Environmental Management: No matter the age of your new dog, he or she will need to learn about, and settle in to, your environment. Puppies will require additional guidance on house-training, which includes rewarding desired behavior, tighter management and observation. Older dogs still need to be taught where the bathroom is, and get rewarded for using it. For a step-by-step plan on how you can house-train your dog, check out our free eBook.

Puppy- and dog -proofing your home will also set your dog up for making better choices. Take the time to section off off-limits areas,  safely putting away those things you don’t want your dog to get to (lead your dog not into temptation, and not into danger). As you learn more about each other, you can slowly increase your dog’s boundaries, allowing more freedom.

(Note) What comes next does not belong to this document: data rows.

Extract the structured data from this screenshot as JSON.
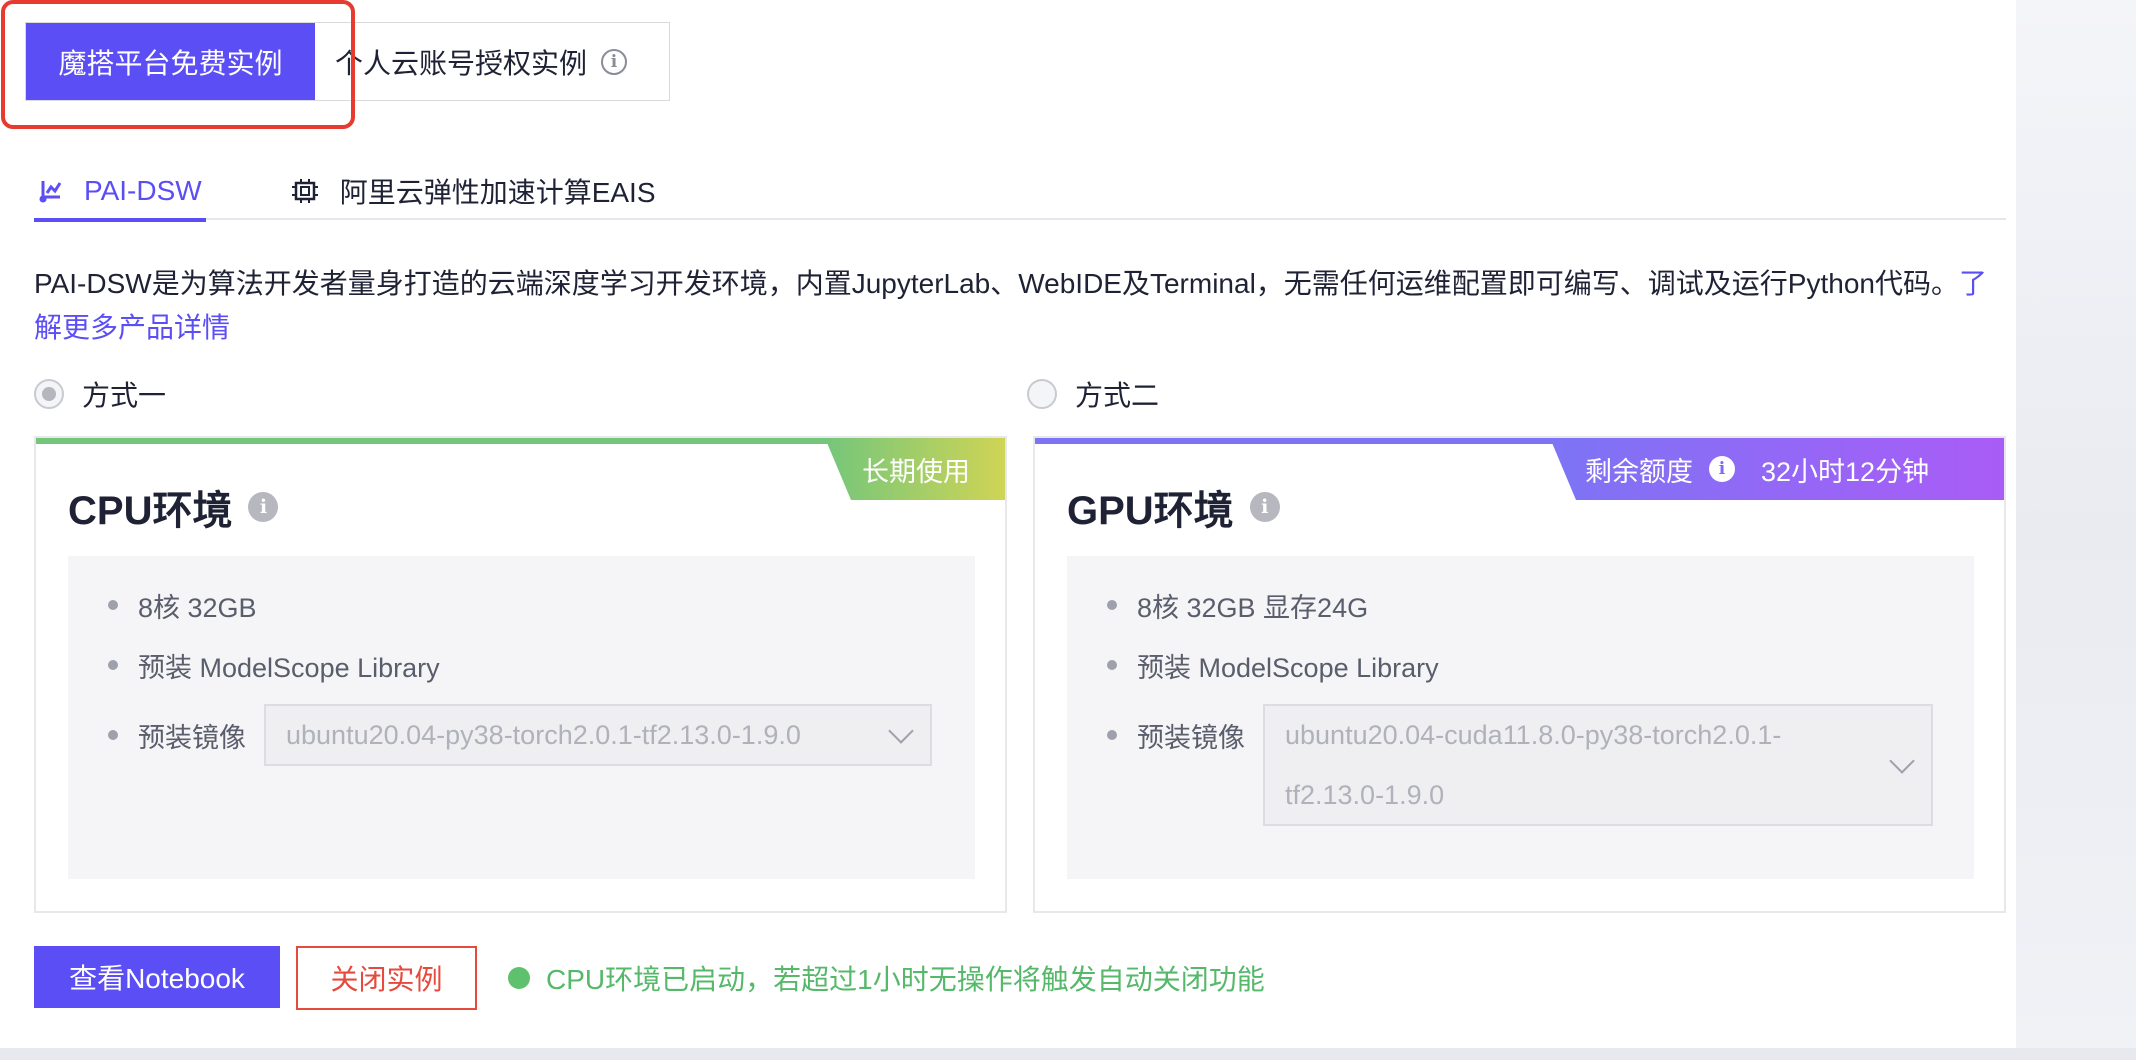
{
  "instance_tabs": {
    "active": "魔搭平台免费实例",
    "inactive": "个人云账号授权实例"
  },
  "service_tabs": {
    "dsw": "PAI-DSW",
    "eais": "阿里云弹性加速计算EAIS"
  },
  "description": {
    "text": "PAI-DSW是为算法开发者量身打造的云端深度学习开发环境，内置JupyterLab、WebIDE及Terminal，无需任何运维配置即可编写、调试及运行Python代码。",
    "link": "了解更多产品详情"
  },
  "options": {
    "one": "方式一",
    "two": "方式二"
  },
  "cpu_card": {
    "title": "CPU环境",
    "badge": "长期使用",
    "spec": "8核 32GB",
    "library": "预装 ModelScope Library",
    "image_label": "预装镜像",
    "image_value": "ubuntu20.04-py38-torch2.0.1-tf2.13.0-1.9.0"
  },
  "gpu_card": {
    "title": "GPU环境",
    "badge_label": "剩余额度",
    "badge_value": "32小时12分钟",
    "spec": "8核 32GB 显存24G",
    "library": "预装 ModelScope Library",
    "image_label": "预装镜像",
    "image_value_line1": "ubuntu20.04-cuda11.8.0-py38-torch2.0.1-",
    "image_value_line2": "tf2.13.0-1.9.0"
  },
  "actions": {
    "view_notebook": "查看Notebook",
    "close_instance": "关闭实例"
  },
  "status": {
    "text": "CPU环境已启动，若超过1小时无操作将触发自动关闭功能"
  },
  "colors": {
    "primary": "#5b4ef5",
    "danger": "#e64a3c",
    "success": "#56b86a",
    "highlight": "#e63b2e"
  }
}
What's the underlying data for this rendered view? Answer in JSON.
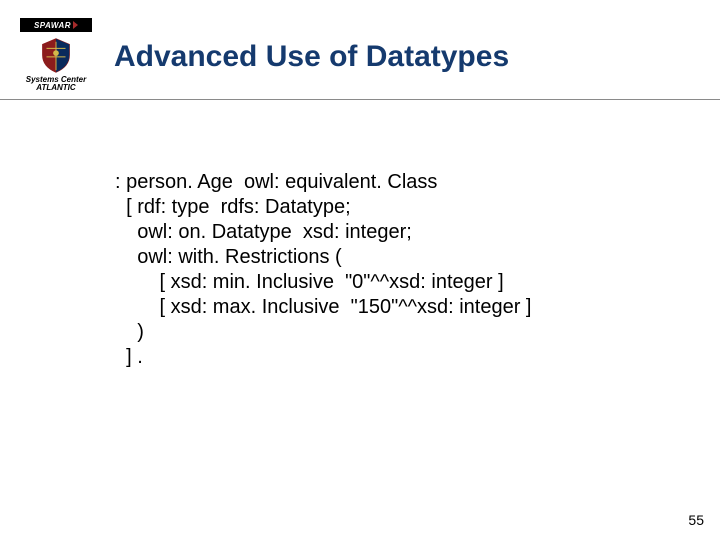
{
  "header": {
    "org_bar_label": "SPAWAR",
    "org_sub_line1": "Systems Center",
    "org_sub_line2": "ATLANTIC",
    "title": "Advanced Use of Datatypes"
  },
  "code": {
    "l1": ": person. Age  owl: equivalent. Class",
    "l2": "  [ rdf: type  rdfs: Datatype;",
    "l3": "    owl: on. Datatype  xsd: integer;",
    "l4": "    owl: with. Restrictions (",
    "l5": "        [ xsd: min. Inclusive  \"0\"^^xsd: integer ]",
    "l6": "        [ xsd: max. Inclusive  \"150\"^^xsd: integer ]",
    "l7": "    )",
    "l8": "  ] ."
  },
  "page_number": "55"
}
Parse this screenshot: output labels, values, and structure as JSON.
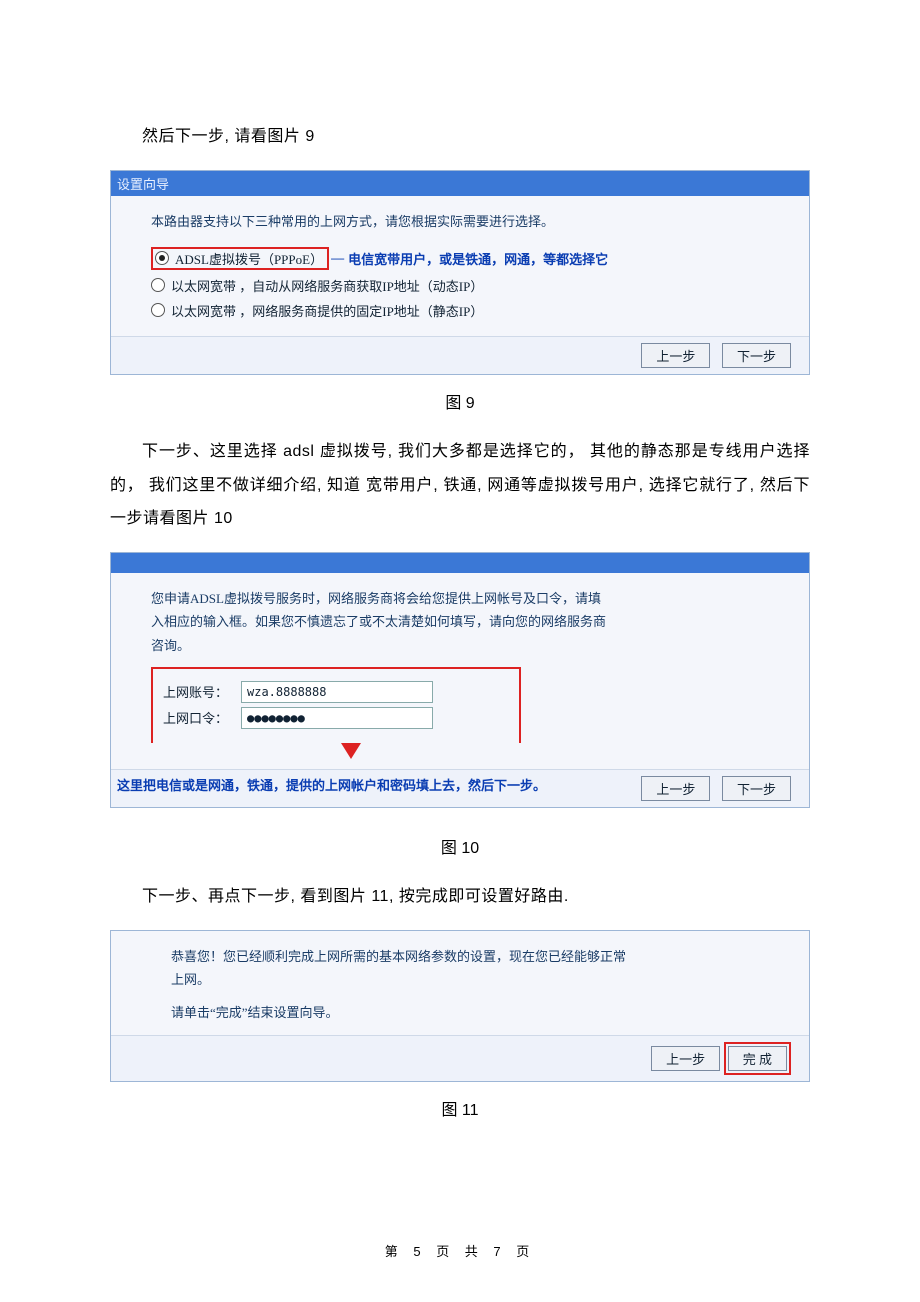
{
  "text": {
    "intro9": "然后下一步, 请看图片 9",
    "cap9": "图 9",
    "para10": "下一步、这里选择 adsl 虚拟拨号, 我们大多都是选择它的，  其他的静态那是专线用户选择的，  我们这里不做详细介绍, 知道  宽带用户, 铁通, 网通等虚拟拨号用户, 选择它就行了, 然后下一步请看图片 10",
    "cap10": "图 10",
    "para11": "下一步、再点下一步, 看到图片 11, 按完成即可设置好路由.",
    "cap11": "图 11",
    "footer": "第 5 页 共 7 页"
  },
  "fig9": {
    "title": "设置向导",
    "intro": "本路由器支持以下三种常用的上网方式，请您根据实际需要进行选择。",
    "opt1": "ADSL虚拟拨号（PPPoE）",
    "annot1": "电信宽带用户，或是铁通，网通，等都选择它",
    "opt2": "以太网宽带 ，自动从网络服务商获取IP地址（动态IP）",
    "opt3": "以太网宽带 ，网络服务商提供的固定IP地址（静态IP）",
    "prev": "上一步",
    "next": "下一步"
  },
  "fig10": {
    "intro": "您申请ADSL虚拟拨号服务时，网络服务商将会给您提供上网帐号及口令，请填入相应的输入框。如果您不慎遗忘了或不太清楚如何填写，请向您的网络服务商咨询。",
    "acct_label": "上网账号：",
    "acct_value": "wza.8888888",
    "pwd_label": "上网口令：",
    "pwd_value": "●●●●●●●●",
    "callout": "这里把电信或是网通，铁通，提供的上网帐户和密码填上去，然后下一步。",
    "prev": "上一步",
    "next": "下一步"
  },
  "fig11": {
    "line1": "恭喜您！您已经顺利完成上网所需的基本网络参数的设置，现在您已经能够正常上网。",
    "line2": "请单击“完成”结束设置向导。",
    "prev": "上一步",
    "finish": "完 成"
  }
}
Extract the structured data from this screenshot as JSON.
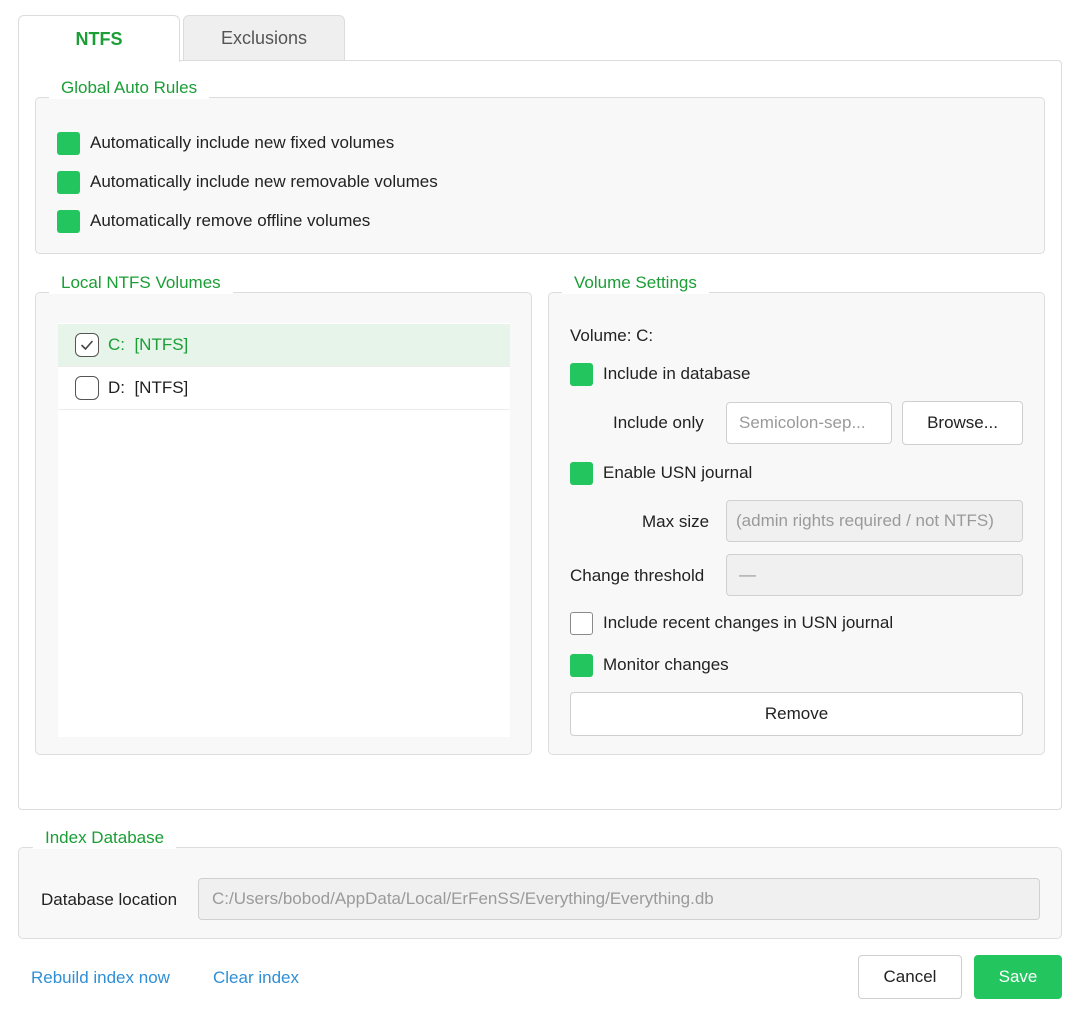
{
  "tabs": [
    {
      "label": "NTFS",
      "active": true
    },
    {
      "label": "Exclusions",
      "active": false
    }
  ],
  "global_auto_rules": {
    "title": "Global Auto Rules",
    "options": [
      {
        "label": "Automatically include new fixed volumes",
        "checked": true
      },
      {
        "label": "Automatically include new removable volumes",
        "checked": true
      },
      {
        "label": "Automatically remove offline volumes",
        "checked": true
      }
    ]
  },
  "local_volumes": {
    "title": "Local NTFS Volumes",
    "items": [
      {
        "label": "C:  [NTFS]",
        "checked": true,
        "selected": true
      },
      {
        "label": "D:  [NTFS]",
        "checked": false,
        "selected": false
      }
    ]
  },
  "volume_settings": {
    "title": "Volume Settings",
    "volume_label": "Volume: C:",
    "include_in_database": {
      "label": "Include in database",
      "checked": true
    },
    "include_only": {
      "label": "Include only",
      "placeholder": "Semicolon-sep...",
      "browse_label": "Browse..."
    },
    "enable_usn": {
      "label": "Enable USN journal",
      "checked": true
    },
    "max_size": {
      "label": "Max size",
      "value": "(admin rights required / not NTFS)"
    },
    "change_threshold": {
      "label": "Change threshold",
      "value": "—"
    },
    "include_recent": {
      "label": "Include recent changes in USN journal",
      "checked": false
    },
    "monitor_changes": {
      "label": "Monitor changes",
      "checked": true
    },
    "remove_label": "Remove"
  },
  "index_database": {
    "title": "Index Database",
    "location_label": "Database location",
    "location_value": "C:/Users/bobod/AppData/Local/ErFenSS/Everything/Everything.db"
  },
  "footer": {
    "rebuild_label": "Rebuild index now",
    "clear_label": "Clear index",
    "cancel_label": "Cancel",
    "save_label": "Save"
  },
  "colors": {
    "accent": "#22c55e",
    "accent_text": "#1a9e35",
    "link": "#2f8fd6",
    "selected_row": "#e6f4ea"
  }
}
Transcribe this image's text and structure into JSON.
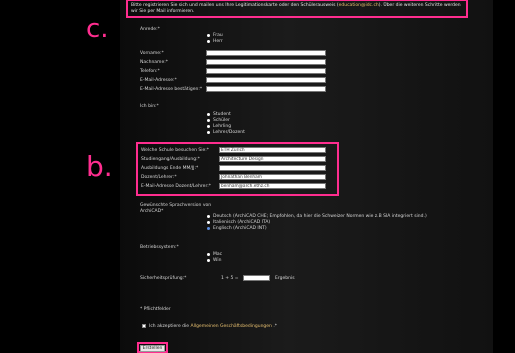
{
  "annotations": {
    "c": "c.",
    "b": "b."
  },
  "notice": {
    "text_before": "Bitte registrieren Sie sich und mailen uns Ihre Legitimationskarte oder den Schülerausweis (",
    "email": "education@idc.ch",
    "text_after": "). Über die weiteren Schritte werden wir Sie per Mail informieren."
  },
  "anrede": {
    "label": "Anrede:*",
    "options": [
      "Frau",
      "Herr"
    ]
  },
  "personal": {
    "vorname": "Vorname:*",
    "nachname": "Nachname:*",
    "telefon": "Telefon:*",
    "email": "E-Mail-Adresse:*",
    "email_confirm": "E-Mail-Adresse bestätigen:*"
  },
  "ichbin": {
    "label": "Ich bin:*",
    "options": [
      "Student",
      "Schüler",
      "Lehrling",
      "Lehrer/Dozent"
    ]
  },
  "school": {
    "schule_label": "Welche Schule besuchen Sie:*",
    "schule_value": "ETH Zurich",
    "studiengang_label": "Studiengang/Ausbildung:*",
    "studiengang_value": "Architecture Design",
    "ende_label": "Ausbildungs Ende MM/JJ:*",
    "ende_value": "",
    "dozent_label": "Dozent/Lehrer:*",
    "dozent_value": "Johnathan Benham",
    "dozent_email_label": "E-Mail-Adresse Dozent/Lehrer:*",
    "dozent_email_value": "benham@arch.ethz.ch"
  },
  "sprache": {
    "label_line1": "Gewünschte Sprachversion von",
    "label_line2": "ArchiCAD*",
    "options": [
      "Deutsch (ArchiCAD CHE; Empfohlen, da hier die Schweizer Normen wie z.B SIA integriert sind.)",
      "Italienisch (ArchiCAD ITA)",
      "Englisch (ArchiCAD INT)"
    ],
    "selected_index": 2
  },
  "betriebssystem": {
    "label": "Betriebssystem:*",
    "options": [
      "Mac",
      "Win"
    ]
  },
  "security": {
    "label": "Sicherheitsprüfung:*",
    "question": "1 + 5 =",
    "result_label": "Ergebnis"
  },
  "required_note": "* Pflichtfelder",
  "agb": {
    "prefix": "Ich akzeptiere die ",
    "link": "Allgemeinen Geschäftsbedingungen",
    "suffix": " .*"
  },
  "submit_label": "Erstellen",
  "colors": {
    "highlight": "#ff2d8f",
    "link": "#e8c070",
    "selected_radio": "#5b8de0"
  }
}
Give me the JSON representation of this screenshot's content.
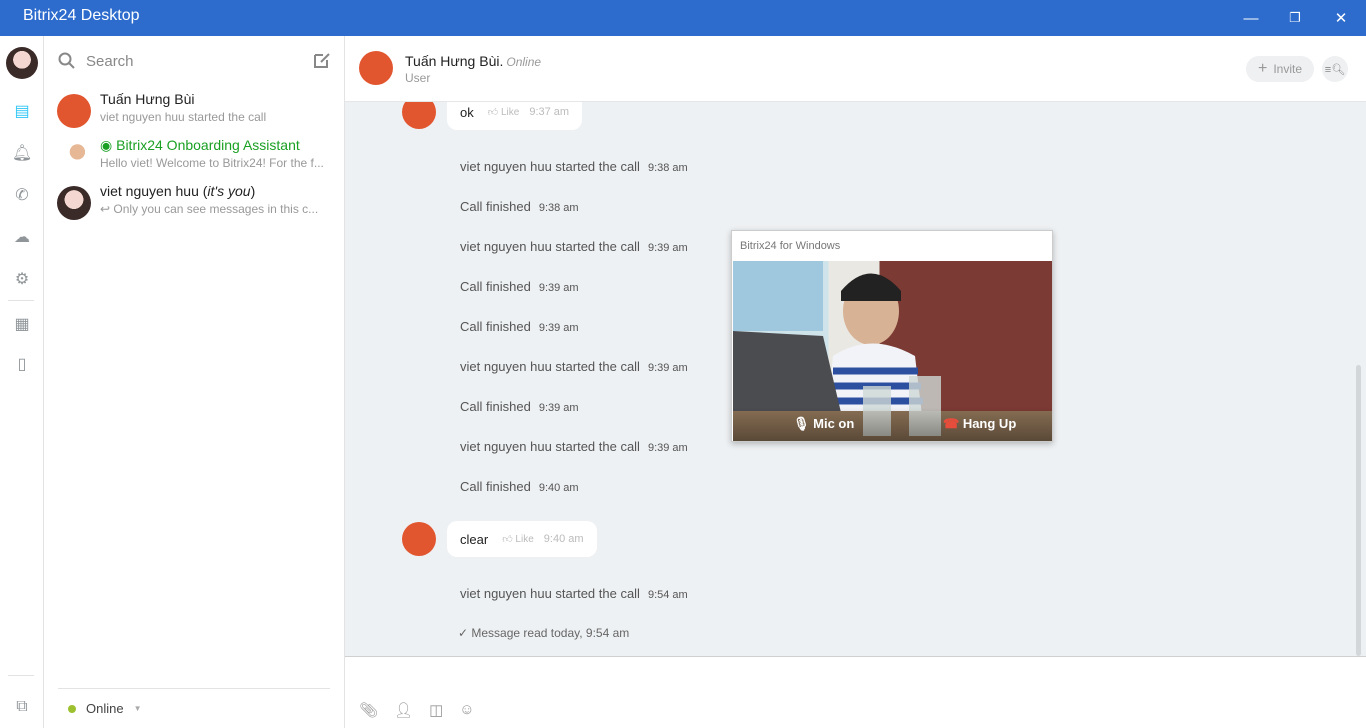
{
  "window": {
    "title": "Bitrix24 Desktop",
    "minimize": "—",
    "restore": "❐",
    "close": "✕"
  },
  "sidebar": {
    "search_placeholder": "Search",
    "recent": [
      {
        "name": "Tuấn Hưng Bùi",
        "last": "viet nguyen huu started the call"
      },
      {
        "name": "Bitrix24 Onboarding Assistant",
        "last": "Hello viet! Welcome to Bitrix24! For the f..."
      },
      {
        "name": "viet nguyen huu",
        "name_suffix": "it's you",
        "last": "Only you can see messages in this c..."
      }
    ],
    "status": "Online"
  },
  "header": {
    "name": "Tuấn Hưng Bùi.",
    "presence": "Online",
    "role": "User",
    "invite": "Invite"
  },
  "messages": [
    {
      "text": "ok",
      "like": "Like",
      "time": "9:37 am"
    },
    {
      "text": "viet nguyen huu started the call",
      "time": "9:38 am"
    },
    {
      "text": "Call finished",
      "time": "9:38 am"
    },
    {
      "text": "viet nguyen huu started the call",
      "time": "9:39 am"
    },
    {
      "text": "Call finished",
      "time": "9:39 am"
    },
    {
      "text": "Call finished",
      "time": "9:39 am"
    },
    {
      "text": "viet nguyen huu started the call",
      "time": "9:39 am"
    },
    {
      "text": "Call finished",
      "time": "9:39 am"
    },
    {
      "text": "viet nguyen huu started the call",
      "time": "9:39 am"
    },
    {
      "text": "Call finished",
      "time": "9:40 am"
    },
    {
      "text": "clear",
      "like": "Like",
      "time": "9:40 am"
    },
    {
      "text": "viet nguyen huu started the call",
      "time": "9:54 am"
    }
  ],
  "read_receipt": "Message read today, 9:54 am",
  "call_window": {
    "title": "Bitrix24 for Windows",
    "mic": "Mic on",
    "hangup": "Hang Up"
  },
  "colors": {
    "titlebar": "#2d6ccd",
    "accent": "#e2562f",
    "online": "#9dc12e",
    "assistant": "#1aa023"
  }
}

Sleeping arrangements: You’ll need to decide where your dog is and isn’t allowed to sleep. Will your dog slumber in his or her own bed? Crate? Your bed? Floor? Couch? There’s no right or wrong answer. Just make sure you’ve approved it, it’s safe and you’re able to monitor your pooch — at least initially, until you know his or her sleeping patterns.

Pet siblings: If this is a second dog or second pet, you’ll need to take the necessary steps to introduce your new dog to the seasoned residents. Allow each of them to set the pace on how fast they want to establish a relationship. Keep the vibe positive and easygoing, while at the same time safe. Read more tips on introducing a new dog to a resident dog.

Tracking down resources, gathering supplies, delegating responsibilities and establishing a dog-friendly environment are key components in setting you and your new canine companion up for success. We encourage new pooch parents to begin developing a plan of action to help your dog feel welcomed!. By doing this, you’ll make the adjustment easy on everyone, which leaves more time for fun and games (and belly rubs).

Happy Pawlidays
On behalf of Poncho, myself and The Inquisitive Canine, we wish you and your family a joyous and pawsitively reinforcing holiday season. Your readership is the ultimate gift, and we thank you for being part of our family. (Want to see the official Mayer Family holiday photo? Check out our Inquisitive Canine Facebook page where we’ll be unveiling it mid-December).


 

Dear Inquisitive Canine is written by Joan Mayer and her trusty sidekick, Poncho. Joan is a certified professional dog trainer and human-canine relationship coach. Poncho is a 10-pound mutt that knows a lot about human and canine behavior. Their column is known for its simple, common-sense approach to dog training and behavior, as well as its entertaining insight into implementing proven techniques that reward both owner and dog.

Joan is also the founder of the Inquisitive Canine, and developer of the Out of the Box Dog Training Game, which highlights her love-of-dog training approach and the importance of understanding canine behavior. If you or your dog has questions about behavior, training or life with each other, please email them directly.